Visual Paradigm for UML (Community Edition). I recommend that you use this one. It supports all of the types of UML diagrams used in this course, with comprehensive support for their features. It is relatively well documented and free for non-commercial use. It runs on Windows, Linux, Mac OS X, etc. It is installed on the computers in the Windows Lab. It puts a "Community Edition" watermark on the diagrams; that's fine for this course. There is a free online course on Visual Paradigm Essential.

Lucidchart and draw.io are good web-based diagramming tool with a library of shapes for UML diagrams. Unlike Visual Paradigm for UML, which performs UML-specific error checking, these general-purpose diagramming tools will happily let you draw invalid diagrams.

UMLet: a lightweight open-source UML tool. It supports class diagrams, use case diagrams, sequence diagrams, state diagrams, deployment diagrams, activity diagrams, and component diagrams (I think), but not communication diagrams. I don't know whether it supports all features of those diagrams (e.g., loops in sequence diagrams).

Violet. Not recommended. It does not support component diagrams, communication diagrams, or deployment diagrams, and it has limited support for sequence diagrams (lacks support for actor icons, loops, alternatives, conditions, etc.).

Microsoft PowerPoint, LibreOffice Draw, etc., can be used to draw UML diagrams, but not conveniently, because they do not come with a library of UML shapes.

Code Repository

You may use any code repository satisfying the above policy. Here are some suggestions.

Git: Free Git repositories on GitHub allow unlimited collaborators (since April 2020). Free Git repositories on Bitbucket allow 4 or fewer team members.

Subversion: The Computer Science Department runs a Subversion server. If your team would like a repository on it, send a request for a repository, mentioning that it is for CSE 416, and specifying the names and SBU ID numbers of all team members, to rt@cs.stonybrook.edu. A repository will be created within a few days. You can then access your team's repository using your Computer Science Department Windows Lab username with your Stony Brook ID as the password.

Software Development Tools

Every team is encouraged to use an Integrated Development Environment (IDE) for software development and debugging.

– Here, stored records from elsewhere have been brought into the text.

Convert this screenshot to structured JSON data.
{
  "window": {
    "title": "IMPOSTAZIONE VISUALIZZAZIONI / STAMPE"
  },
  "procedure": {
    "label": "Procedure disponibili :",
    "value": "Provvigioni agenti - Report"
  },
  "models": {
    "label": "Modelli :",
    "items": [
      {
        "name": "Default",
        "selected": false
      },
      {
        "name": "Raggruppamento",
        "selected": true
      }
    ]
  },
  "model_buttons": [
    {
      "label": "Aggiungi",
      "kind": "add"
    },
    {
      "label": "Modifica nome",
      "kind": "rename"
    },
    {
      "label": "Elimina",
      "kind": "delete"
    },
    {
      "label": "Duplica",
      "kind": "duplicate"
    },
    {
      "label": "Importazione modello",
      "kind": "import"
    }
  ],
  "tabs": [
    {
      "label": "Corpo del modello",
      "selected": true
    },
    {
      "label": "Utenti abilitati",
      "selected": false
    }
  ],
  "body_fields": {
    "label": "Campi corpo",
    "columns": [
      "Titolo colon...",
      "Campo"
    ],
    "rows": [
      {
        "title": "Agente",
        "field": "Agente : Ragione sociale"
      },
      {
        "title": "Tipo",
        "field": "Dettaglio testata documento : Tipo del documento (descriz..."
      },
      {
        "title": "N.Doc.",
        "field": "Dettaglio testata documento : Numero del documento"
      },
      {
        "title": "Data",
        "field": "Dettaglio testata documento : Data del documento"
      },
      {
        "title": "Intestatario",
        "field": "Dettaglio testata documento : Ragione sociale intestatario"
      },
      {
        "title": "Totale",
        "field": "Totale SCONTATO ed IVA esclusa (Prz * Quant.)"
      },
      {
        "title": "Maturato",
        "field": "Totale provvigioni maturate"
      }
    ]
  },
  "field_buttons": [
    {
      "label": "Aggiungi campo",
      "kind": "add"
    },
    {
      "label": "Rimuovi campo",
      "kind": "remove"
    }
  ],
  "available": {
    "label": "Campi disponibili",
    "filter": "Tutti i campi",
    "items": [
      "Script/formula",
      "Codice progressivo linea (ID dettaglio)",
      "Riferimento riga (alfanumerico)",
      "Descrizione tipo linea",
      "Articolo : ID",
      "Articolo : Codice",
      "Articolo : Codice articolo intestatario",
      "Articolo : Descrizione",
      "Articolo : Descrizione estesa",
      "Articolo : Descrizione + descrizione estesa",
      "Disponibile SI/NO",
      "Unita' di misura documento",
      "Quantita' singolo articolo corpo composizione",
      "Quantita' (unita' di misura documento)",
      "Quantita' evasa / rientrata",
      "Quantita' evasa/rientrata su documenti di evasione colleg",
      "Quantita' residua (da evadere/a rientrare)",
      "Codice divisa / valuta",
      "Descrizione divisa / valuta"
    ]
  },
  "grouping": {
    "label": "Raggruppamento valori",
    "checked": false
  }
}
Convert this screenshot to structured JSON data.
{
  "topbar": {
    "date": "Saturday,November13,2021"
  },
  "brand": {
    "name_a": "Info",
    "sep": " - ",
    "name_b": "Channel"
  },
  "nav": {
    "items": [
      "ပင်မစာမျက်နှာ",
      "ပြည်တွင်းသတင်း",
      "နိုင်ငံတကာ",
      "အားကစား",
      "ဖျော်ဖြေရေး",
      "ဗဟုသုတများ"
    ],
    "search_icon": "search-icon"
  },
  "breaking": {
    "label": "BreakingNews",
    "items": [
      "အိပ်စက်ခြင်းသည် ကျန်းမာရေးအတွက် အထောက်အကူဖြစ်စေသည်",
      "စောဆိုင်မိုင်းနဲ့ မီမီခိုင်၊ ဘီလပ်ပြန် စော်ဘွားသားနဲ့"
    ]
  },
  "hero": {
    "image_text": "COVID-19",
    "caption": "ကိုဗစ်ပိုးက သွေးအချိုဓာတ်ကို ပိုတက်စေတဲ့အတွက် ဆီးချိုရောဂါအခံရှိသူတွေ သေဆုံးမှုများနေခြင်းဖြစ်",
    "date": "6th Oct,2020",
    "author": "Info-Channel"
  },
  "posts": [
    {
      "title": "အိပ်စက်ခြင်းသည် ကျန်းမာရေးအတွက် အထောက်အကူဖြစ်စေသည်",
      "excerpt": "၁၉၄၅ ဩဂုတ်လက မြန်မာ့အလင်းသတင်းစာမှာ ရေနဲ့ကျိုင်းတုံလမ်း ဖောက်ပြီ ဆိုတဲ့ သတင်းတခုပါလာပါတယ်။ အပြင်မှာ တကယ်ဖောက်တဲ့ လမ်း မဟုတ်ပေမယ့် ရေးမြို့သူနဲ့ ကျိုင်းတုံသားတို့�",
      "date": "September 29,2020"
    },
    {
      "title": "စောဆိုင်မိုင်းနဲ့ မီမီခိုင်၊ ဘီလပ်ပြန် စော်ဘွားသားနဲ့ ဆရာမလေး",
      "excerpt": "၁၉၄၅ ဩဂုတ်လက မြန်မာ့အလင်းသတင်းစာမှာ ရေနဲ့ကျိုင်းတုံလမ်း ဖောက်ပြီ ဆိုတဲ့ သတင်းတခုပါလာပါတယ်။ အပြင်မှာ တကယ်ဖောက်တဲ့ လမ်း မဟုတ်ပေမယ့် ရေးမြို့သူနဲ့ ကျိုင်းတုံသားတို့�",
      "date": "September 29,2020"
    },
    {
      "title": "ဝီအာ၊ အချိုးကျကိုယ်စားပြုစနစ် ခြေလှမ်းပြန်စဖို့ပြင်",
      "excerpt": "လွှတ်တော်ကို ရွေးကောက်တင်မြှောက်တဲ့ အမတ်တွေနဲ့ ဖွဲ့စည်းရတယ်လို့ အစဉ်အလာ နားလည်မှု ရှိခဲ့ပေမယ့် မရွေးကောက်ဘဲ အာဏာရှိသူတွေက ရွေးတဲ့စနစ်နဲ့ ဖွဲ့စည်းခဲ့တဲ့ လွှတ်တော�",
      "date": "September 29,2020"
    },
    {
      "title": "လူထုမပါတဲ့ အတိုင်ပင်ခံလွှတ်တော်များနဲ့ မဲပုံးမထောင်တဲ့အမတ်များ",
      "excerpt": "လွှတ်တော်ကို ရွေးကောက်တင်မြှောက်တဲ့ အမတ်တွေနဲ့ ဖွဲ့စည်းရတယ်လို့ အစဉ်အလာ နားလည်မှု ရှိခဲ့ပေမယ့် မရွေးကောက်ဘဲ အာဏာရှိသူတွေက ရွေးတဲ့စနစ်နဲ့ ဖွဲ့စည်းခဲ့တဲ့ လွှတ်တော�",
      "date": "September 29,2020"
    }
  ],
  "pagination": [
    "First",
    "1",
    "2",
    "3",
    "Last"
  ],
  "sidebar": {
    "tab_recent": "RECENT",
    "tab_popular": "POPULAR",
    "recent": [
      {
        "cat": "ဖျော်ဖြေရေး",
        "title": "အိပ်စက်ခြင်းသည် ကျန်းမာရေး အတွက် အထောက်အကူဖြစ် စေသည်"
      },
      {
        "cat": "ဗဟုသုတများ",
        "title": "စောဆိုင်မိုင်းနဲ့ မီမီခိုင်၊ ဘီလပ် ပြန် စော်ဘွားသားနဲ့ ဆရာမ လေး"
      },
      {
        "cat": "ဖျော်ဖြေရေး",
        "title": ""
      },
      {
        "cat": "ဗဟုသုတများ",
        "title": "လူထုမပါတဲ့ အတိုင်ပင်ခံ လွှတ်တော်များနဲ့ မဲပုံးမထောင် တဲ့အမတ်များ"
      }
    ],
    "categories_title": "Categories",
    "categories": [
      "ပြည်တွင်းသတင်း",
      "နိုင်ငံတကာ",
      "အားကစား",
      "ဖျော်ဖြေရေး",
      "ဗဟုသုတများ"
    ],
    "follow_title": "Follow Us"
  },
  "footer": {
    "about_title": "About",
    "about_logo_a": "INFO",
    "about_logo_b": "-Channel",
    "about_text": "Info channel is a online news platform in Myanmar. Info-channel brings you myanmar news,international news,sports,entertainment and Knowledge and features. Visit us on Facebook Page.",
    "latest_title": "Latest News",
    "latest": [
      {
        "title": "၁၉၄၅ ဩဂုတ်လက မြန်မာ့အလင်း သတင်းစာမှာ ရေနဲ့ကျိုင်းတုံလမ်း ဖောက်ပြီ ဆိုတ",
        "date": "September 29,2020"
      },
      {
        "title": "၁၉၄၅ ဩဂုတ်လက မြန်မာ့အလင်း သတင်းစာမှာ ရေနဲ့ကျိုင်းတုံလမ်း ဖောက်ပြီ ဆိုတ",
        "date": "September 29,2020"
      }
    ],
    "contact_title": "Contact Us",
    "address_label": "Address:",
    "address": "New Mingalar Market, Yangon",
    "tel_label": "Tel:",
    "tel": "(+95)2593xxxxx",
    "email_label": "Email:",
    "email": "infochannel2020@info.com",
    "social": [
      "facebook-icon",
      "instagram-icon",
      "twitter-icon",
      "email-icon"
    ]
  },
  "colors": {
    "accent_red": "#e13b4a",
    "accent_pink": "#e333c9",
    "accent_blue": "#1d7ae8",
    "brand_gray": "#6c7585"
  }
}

Many teams from prior years recommend also using a build system such as Jenkins continuous integration server or Maven.

Screen Recording

You will submit videos of your system in action. Screen recording software produces much better videos than your cell phone camera. Here are some suggestions. If you find better tools, let me know. Please adjust the settings to obtain reasonable size video files. We don't need very high-quality video, and unnecessarily large files are inconvenient.

Game Bar: On Windows, the built-in Game Bar can capture screen video and audio. I think it captures only a selected window, not the entire screen.

QuickTime Player in macOs: The QuickTime Player has built-in screen recording functionality, but with the default settings, it produces huge video files. Please change the settings.

Skype for Business is free for all SBU students. It is available on Windows (in the Start menu, it might be at top level or in the Microsoft Office folder) and Mac. It can record a selected window or the entire screen. Here are screen recording instructions (note: in step 2, you need to click on the small downward-facing triangle, not the settings gear next to it). To access the recording after closing the meeting window, click on that downward-facing triangle again and then select Tools then Recording Manager. Before recording, you can set the desired image resolution by clicking on the settings gear next to that downward-facing triangle, selecting Recording, and then setting the resolution.

Open Broadcaster Software is an open-source software for streaming and recording video. Available on Windows, Linux, and Mac. I haven't tried it, but it looks promising.

Database Server

You may use any database server. One option is the Computer Science Department's database server. To get an account on it, send a request, mentioning that it is for CSE 416, and specifying the desired DBMS (MySQL or Oracle) and the names and SBU ID numbers of all team members, to rt@cs.stonybrook.edu. An account will be created within a few days.